BEGIN

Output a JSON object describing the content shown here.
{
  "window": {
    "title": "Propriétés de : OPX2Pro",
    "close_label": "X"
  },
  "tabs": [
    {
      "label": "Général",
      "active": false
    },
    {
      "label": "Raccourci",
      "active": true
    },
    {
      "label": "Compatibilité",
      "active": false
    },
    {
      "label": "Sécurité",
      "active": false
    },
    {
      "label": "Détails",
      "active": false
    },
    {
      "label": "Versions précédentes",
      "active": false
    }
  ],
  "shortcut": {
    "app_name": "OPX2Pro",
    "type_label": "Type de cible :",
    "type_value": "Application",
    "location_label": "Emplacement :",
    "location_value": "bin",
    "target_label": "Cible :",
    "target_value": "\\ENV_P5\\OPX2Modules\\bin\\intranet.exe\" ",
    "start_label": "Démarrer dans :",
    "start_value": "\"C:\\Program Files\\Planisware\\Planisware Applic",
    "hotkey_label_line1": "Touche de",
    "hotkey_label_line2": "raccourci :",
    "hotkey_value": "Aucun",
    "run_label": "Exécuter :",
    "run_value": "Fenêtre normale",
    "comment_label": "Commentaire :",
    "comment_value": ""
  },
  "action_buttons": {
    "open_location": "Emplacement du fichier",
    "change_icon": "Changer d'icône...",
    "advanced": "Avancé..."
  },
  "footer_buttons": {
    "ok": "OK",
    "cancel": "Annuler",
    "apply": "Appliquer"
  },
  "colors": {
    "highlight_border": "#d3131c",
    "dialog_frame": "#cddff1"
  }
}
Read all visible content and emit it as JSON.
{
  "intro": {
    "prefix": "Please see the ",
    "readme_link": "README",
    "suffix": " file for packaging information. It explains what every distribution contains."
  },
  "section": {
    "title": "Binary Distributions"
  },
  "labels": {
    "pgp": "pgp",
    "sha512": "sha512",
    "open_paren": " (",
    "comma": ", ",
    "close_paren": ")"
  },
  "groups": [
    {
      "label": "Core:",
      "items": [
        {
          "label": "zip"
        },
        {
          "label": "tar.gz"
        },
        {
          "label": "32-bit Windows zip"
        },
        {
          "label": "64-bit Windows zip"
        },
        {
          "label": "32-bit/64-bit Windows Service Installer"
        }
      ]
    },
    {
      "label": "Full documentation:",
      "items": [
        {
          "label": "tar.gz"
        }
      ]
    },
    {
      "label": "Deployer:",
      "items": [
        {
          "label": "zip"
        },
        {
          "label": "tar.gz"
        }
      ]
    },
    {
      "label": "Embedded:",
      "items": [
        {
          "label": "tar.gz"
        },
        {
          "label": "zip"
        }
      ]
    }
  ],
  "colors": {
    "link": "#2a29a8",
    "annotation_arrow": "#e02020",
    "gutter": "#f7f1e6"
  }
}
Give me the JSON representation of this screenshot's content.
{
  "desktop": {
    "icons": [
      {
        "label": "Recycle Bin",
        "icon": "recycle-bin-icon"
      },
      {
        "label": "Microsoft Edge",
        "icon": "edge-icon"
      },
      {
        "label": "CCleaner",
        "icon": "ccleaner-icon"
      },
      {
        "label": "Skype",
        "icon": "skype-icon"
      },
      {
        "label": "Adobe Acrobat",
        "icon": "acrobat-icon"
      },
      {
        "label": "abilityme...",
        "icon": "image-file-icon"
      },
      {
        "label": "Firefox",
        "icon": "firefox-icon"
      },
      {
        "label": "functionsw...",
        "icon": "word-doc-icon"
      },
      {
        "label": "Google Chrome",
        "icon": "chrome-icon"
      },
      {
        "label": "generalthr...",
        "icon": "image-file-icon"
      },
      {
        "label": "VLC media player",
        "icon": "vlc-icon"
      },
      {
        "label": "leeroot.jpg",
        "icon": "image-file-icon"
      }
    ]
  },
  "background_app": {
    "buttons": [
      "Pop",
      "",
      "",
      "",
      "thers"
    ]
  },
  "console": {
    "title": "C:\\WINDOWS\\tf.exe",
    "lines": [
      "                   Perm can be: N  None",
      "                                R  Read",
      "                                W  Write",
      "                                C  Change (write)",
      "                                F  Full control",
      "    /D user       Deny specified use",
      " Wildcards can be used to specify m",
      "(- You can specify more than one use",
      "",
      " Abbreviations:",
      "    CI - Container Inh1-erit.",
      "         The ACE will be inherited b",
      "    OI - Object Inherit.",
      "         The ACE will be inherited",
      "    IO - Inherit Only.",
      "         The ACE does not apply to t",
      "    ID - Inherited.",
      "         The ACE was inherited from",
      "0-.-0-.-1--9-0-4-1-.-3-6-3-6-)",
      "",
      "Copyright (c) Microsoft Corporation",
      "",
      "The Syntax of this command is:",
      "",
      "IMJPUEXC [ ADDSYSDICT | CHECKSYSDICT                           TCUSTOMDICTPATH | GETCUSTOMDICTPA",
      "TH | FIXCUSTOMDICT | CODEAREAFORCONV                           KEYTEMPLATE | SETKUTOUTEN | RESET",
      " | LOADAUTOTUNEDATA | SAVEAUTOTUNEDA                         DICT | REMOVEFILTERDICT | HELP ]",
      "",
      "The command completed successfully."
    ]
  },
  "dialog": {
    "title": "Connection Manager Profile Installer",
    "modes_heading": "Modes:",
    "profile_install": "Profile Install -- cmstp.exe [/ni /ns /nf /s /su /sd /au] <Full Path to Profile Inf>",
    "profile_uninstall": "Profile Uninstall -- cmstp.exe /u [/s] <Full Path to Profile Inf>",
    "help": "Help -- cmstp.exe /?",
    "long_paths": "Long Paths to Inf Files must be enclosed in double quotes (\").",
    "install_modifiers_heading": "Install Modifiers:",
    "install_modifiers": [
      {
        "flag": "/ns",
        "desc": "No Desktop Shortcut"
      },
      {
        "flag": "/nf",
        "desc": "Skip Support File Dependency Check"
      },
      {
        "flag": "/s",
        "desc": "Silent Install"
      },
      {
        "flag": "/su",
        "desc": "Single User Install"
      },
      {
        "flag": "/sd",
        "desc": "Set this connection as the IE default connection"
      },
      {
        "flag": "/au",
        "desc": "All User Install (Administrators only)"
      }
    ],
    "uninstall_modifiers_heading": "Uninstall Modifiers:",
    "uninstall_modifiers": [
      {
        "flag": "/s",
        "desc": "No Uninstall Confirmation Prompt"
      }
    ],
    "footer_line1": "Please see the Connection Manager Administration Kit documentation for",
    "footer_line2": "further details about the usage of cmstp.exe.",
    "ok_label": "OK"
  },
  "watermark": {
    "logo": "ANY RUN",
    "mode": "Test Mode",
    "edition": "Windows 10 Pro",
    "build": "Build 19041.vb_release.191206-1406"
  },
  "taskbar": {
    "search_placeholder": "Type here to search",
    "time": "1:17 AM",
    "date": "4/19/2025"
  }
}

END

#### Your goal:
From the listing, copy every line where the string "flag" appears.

#### Response to the exercise:
        "flag": "/ns",
        "flag": "/nf",
        "flag": "/s",
        "flag": "/su",
        "flag": "/sd",
        "flag": "/au",
        "flag": "/s",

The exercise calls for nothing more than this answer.